The widely-believed legend is that it was composed by King Henry VIII of England (1491-1547) for his lover and future queen consort Anne Boleyn. Anne, the youngest daughter of Thomas Boleyn, 1st Earl of Wiltshire, rejected Henry's attempts to seduce her. This rejection is apparently referred to in the song, when the writer's love "cast me off discourteously." It is not known if the legend is true, but the song is still commonly associated with Boleyn in the public mind.
It likely circulated in manu????, as most social music did, long before it was printed. A tune by this name was registered at the London Stationer's Company in 1580 as "A New Northern Dittye of the Lady Greene Sleeves." No copy of that printing is known. It appears in the surviving A Handful of Pleasant Delights (1584) as "A New Courtly Sonnet of the Lady Green Sleeves. To the new tune of Green sleeves." It remains debatable whether this suggests that an old tune of "Greensleeves" was in circulation, or which one our familiar tune is.
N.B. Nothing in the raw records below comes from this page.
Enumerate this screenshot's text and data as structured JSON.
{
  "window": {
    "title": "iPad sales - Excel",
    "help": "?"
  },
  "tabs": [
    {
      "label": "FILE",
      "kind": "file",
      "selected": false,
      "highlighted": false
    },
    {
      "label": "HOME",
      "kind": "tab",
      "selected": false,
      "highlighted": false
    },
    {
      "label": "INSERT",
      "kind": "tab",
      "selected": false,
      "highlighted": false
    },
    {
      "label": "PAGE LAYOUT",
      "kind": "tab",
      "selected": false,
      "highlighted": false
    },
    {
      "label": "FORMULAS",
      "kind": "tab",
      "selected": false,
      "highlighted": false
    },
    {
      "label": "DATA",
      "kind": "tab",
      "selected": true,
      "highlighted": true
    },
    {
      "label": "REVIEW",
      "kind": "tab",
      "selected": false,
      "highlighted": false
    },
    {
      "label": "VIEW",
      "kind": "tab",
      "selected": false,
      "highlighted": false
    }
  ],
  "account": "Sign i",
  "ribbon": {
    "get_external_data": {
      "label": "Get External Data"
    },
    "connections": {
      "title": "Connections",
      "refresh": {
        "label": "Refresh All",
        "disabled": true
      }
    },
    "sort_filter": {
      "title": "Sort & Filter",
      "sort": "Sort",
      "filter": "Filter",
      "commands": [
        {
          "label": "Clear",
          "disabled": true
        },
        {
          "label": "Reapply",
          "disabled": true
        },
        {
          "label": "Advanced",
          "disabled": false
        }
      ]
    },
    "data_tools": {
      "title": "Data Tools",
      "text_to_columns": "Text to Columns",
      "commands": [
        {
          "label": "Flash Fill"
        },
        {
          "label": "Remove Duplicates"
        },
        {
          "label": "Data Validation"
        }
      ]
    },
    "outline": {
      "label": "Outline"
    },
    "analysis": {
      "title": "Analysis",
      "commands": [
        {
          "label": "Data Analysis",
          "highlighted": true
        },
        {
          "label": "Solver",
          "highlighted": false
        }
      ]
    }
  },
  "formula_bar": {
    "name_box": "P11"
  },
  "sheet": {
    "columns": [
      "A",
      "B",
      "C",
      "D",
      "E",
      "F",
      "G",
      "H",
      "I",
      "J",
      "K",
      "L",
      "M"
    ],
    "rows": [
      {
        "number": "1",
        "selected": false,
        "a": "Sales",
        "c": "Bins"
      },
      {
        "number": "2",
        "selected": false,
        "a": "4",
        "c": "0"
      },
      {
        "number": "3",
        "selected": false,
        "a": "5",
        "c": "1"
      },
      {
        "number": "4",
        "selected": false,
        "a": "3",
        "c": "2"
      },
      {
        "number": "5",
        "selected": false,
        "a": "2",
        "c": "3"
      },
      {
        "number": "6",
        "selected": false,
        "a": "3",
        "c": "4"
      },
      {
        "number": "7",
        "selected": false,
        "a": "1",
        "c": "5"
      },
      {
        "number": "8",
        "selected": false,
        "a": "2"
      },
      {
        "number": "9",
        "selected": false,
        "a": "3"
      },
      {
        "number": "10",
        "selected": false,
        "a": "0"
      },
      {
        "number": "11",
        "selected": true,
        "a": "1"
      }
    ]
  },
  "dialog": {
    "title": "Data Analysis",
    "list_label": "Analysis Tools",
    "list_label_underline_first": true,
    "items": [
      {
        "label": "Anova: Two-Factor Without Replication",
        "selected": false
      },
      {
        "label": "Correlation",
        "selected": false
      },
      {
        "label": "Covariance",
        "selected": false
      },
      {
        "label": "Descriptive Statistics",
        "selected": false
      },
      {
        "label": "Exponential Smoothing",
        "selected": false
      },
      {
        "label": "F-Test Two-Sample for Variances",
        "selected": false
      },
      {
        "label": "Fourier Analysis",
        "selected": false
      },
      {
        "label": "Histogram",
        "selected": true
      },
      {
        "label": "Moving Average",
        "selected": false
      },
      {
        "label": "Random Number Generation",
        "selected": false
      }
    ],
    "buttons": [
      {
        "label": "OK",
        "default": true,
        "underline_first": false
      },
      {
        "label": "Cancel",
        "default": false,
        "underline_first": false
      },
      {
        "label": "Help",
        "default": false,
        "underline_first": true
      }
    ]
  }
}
What Child Is This?" is a Christmas carol lyrically written in 1865 by William Chatterton Dix to the melody of "Greensleeves". Although the chorus changes from verse to verse, many recorded versions simply use the first chorus throughout, in part due to the rather unfestive content of the second.